━━━ The data
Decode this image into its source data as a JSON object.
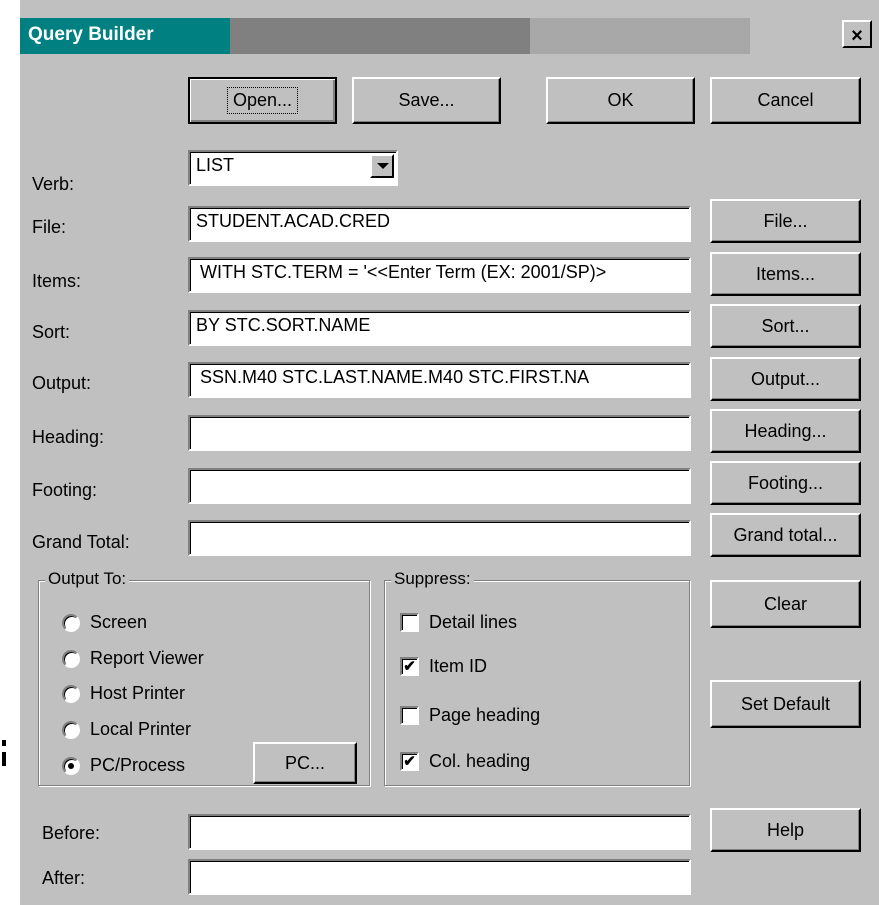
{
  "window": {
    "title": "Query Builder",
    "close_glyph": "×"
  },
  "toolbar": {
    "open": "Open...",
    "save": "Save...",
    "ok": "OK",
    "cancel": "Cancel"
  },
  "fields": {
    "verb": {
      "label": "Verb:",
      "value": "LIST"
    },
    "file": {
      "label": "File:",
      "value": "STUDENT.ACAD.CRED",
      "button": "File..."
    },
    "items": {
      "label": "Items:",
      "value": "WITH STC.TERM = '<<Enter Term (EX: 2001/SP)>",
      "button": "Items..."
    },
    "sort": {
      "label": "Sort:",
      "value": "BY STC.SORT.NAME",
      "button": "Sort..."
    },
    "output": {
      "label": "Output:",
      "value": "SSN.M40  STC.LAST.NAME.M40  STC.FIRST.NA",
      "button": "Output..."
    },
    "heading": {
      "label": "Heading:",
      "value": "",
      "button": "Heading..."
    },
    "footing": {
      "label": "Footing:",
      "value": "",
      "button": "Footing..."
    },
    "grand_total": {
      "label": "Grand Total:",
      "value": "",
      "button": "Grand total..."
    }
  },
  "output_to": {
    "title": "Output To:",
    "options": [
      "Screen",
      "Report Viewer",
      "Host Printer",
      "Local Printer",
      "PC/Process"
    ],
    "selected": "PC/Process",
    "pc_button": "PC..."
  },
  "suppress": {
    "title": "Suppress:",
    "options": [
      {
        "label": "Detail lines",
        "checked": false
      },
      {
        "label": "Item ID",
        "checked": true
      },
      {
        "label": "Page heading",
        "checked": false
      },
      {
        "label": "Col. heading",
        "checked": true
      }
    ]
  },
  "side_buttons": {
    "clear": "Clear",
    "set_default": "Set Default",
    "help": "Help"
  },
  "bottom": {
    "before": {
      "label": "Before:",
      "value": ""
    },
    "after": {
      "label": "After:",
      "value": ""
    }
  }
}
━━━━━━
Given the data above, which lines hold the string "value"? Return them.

      "value": "LIST"
      "value": "STUDENT.ACAD.CRED",
      "value": "WITH STC.TERM = '<<Enter Term (EX: 2001/SP)>",
      "value": "BY STC.SORT.NAME",
      "value": "SSN.M40  STC.LAST.NAME.M40  STC.FIRST.NA",
      "value": "",
      "value": "",
      "value": "",
      "value": ""
      "value": ""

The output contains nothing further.